**Exercise data**
%%
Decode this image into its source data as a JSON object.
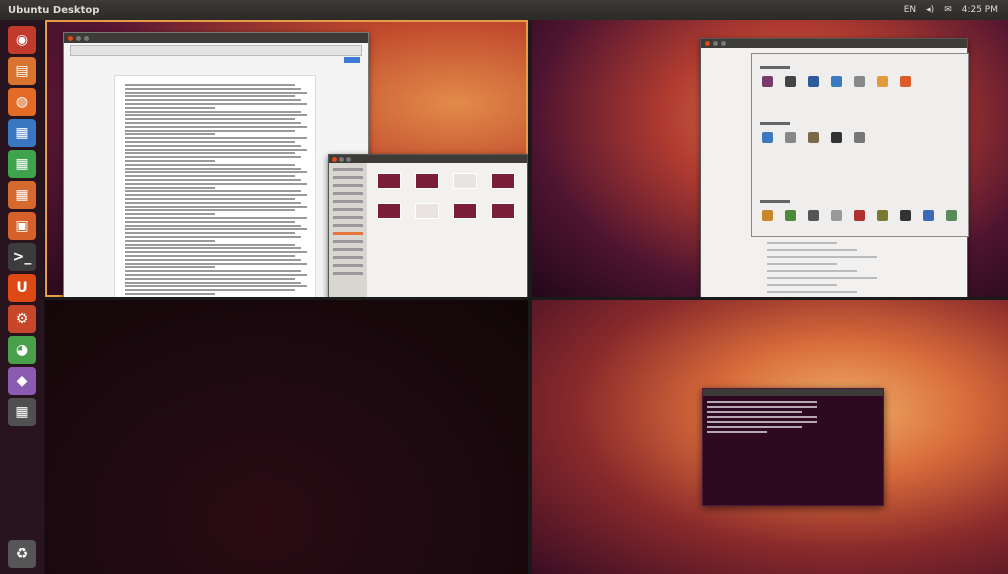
{
  "top_panel": {
    "title": "Ubuntu Desktop",
    "indicators": [
      "EN",
      "◂)",
      "✉",
      "4:25 PM"
    ]
  },
  "launcher": {
    "items": [
      {
        "name": "dash-home-icon",
        "glyph": "◉",
        "color": "#c23a2b"
      },
      {
        "name": "files-icon",
        "glyph": "▤",
        "color": "#d8742f"
      },
      {
        "name": "firefox-icon",
        "glyph": "◍",
        "color": "#e46b25"
      },
      {
        "name": "writer-icon",
        "glyph": "▦",
        "color": "#3a77c3"
      },
      {
        "name": "calc-icon",
        "glyph": "▦",
        "color": "#3fa34d"
      },
      {
        "name": "impress-icon",
        "glyph": "▦",
        "color": "#d6692e"
      },
      {
        "name": "software-center-icon",
        "glyph": "▣",
        "color": "#d5602a"
      },
      {
        "name": "terminal-icon",
        "glyph": ">_",
        "color": "#3c3c3c"
      },
      {
        "name": "ubuntu-one-icon",
        "glyph": "U",
        "color": "#dd4814"
      },
      {
        "name": "settings-icon",
        "glyph": "⚙",
        "color": "#c8472a"
      },
      {
        "name": "chrome-icon",
        "glyph": "◕",
        "color": "#4aa04a"
      },
      {
        "name": "app-icon",
        "glyph": "◆",
        "color": "#8a5bb0"
      },
      {
        "name": "workspace-switcher-icon",
        "glyph": "▦",
        "color": "#505050"
      }
    ],
    "trash_glyph": "♻"
  },
  "workspaces": [
    {
      "name": "workspace-1",
      "active": true
    },
    {
      "name": "workspace-2",
      "active": false
    },
    {
      "name": "workspace-3",
      "active": false
    },
    {
      "name": "workspace-4",
      "active": false
    }
  ],
  "colors": {
    "panel": "#3c3b37",
    "accent": "#e79c47",
    "close": "#df4a16",
    "terminal_bg": "#2d0922"
  }
}
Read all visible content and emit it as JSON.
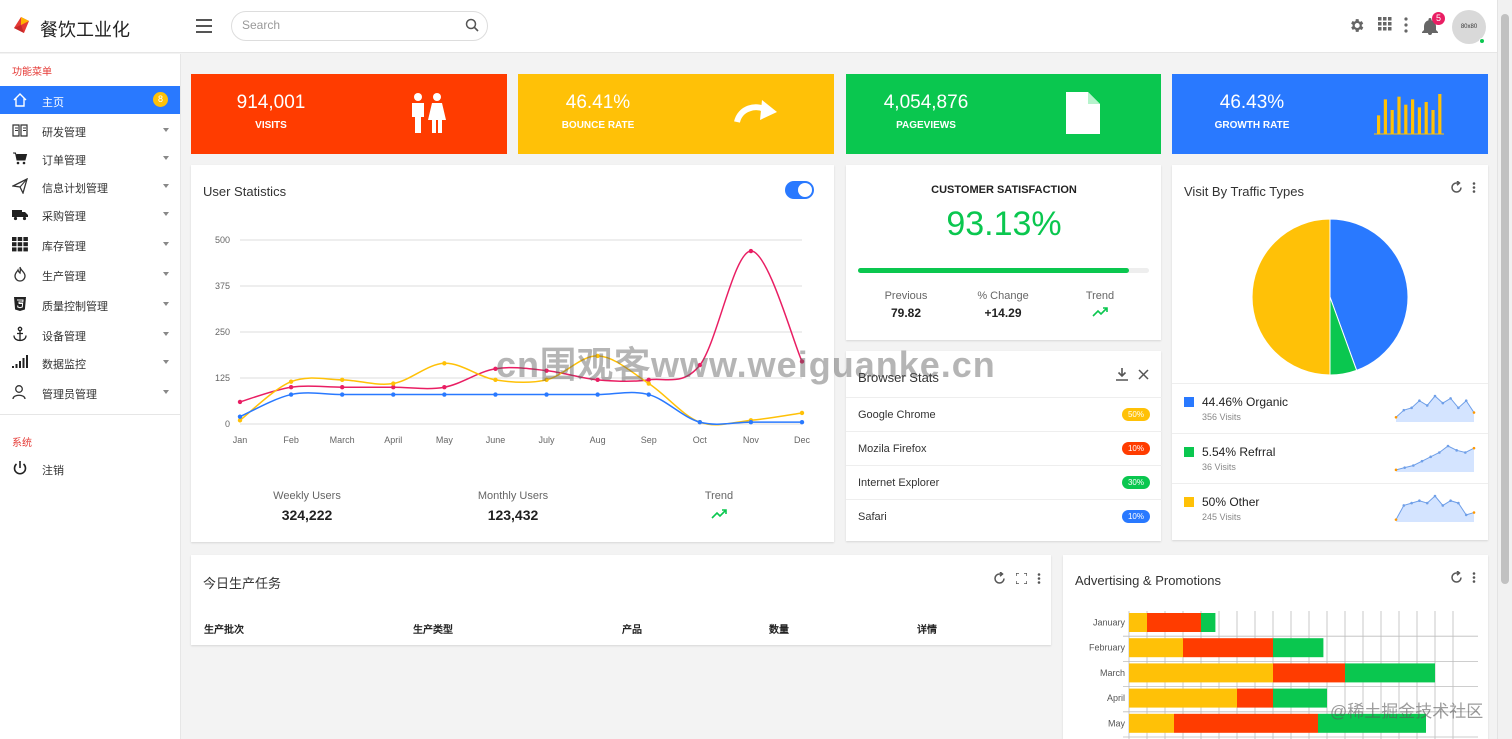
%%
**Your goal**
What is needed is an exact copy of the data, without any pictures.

**Expected answer**
Decode this image into its source data as a JSON object.
{
  "top_panel": {
    "title": "Ubuntu Desktop",
    "indicators": [
      "EN",
      "◂)",
      "✉",
      "4:25 PM"
    ]
  },
  "launcher": {
    "items": [
      {
        "name": "dash-home-icon",
        "glyph": "◉",
        "color": "#c23a2b"
      },
      {
        "name": "files-icon",
        "glyph": "▤",
        "color": "#d8742f"
      },
      {
        "name": "firefox-icon",
        "glyph": "◍",
        "color": "#e46b25"
      },
      {
        "name": "writer-icon",
        "glyph": "▦",
        "color": "#3a77c3"
      },
      {
        "name": "calc-icon",
        "glyph": "▦",
        "color": "#3fa34d"
      },
      {
        "name": "impress-icon",
        "glyph": "▦",
        "color": "#d6692e"
      },
      {
        "name": "software-center-icon",
        "glyph": "▣",
        "color": "#d5602a"
      },
      {
        "name": "terminal-icon",
        "glyph": ">_",
        "color": "#3c3c3c"
      },
      {
        "name": "ubuntu-one-icon",
        "glyph": "U",
        "color": "#dd4814"
      },
      {
        "name": "settings-icon",
        "glyph": "⚙",
        "color": "#c8472a"
      },
      {
        "name": "chrome-icon",
        "glyph": "◕",
        "color": "#4aa04a"
      },
      {
        "name": "app-icon",
        "glyph": "◆",
        "color": "#8a5bb0"
      },
      {
        "name": "workspace-switcher-icon",
        "glyph": "▦",
        "color": "#505050"
      }
    ],
    "trash_glyph": "♻"
  },
  "workspaces": [
    {
      "name": "workspace-1",
      "active": true
    },
    {
      "name": "workspace-2",
      "active": false
    },
    {
      "name": "workspace-3",
      "active": false
    },
    {
      "name": "workspace-4",
      "active": false
    }
  ],
  "colors": {
    "panel": "#3c3b37",
    "accent": "#e79c47",
    "close": "#df4a16",
    "terminal_bg": "#2d0922"
  }
}
Read all visible content and emit it as JSON.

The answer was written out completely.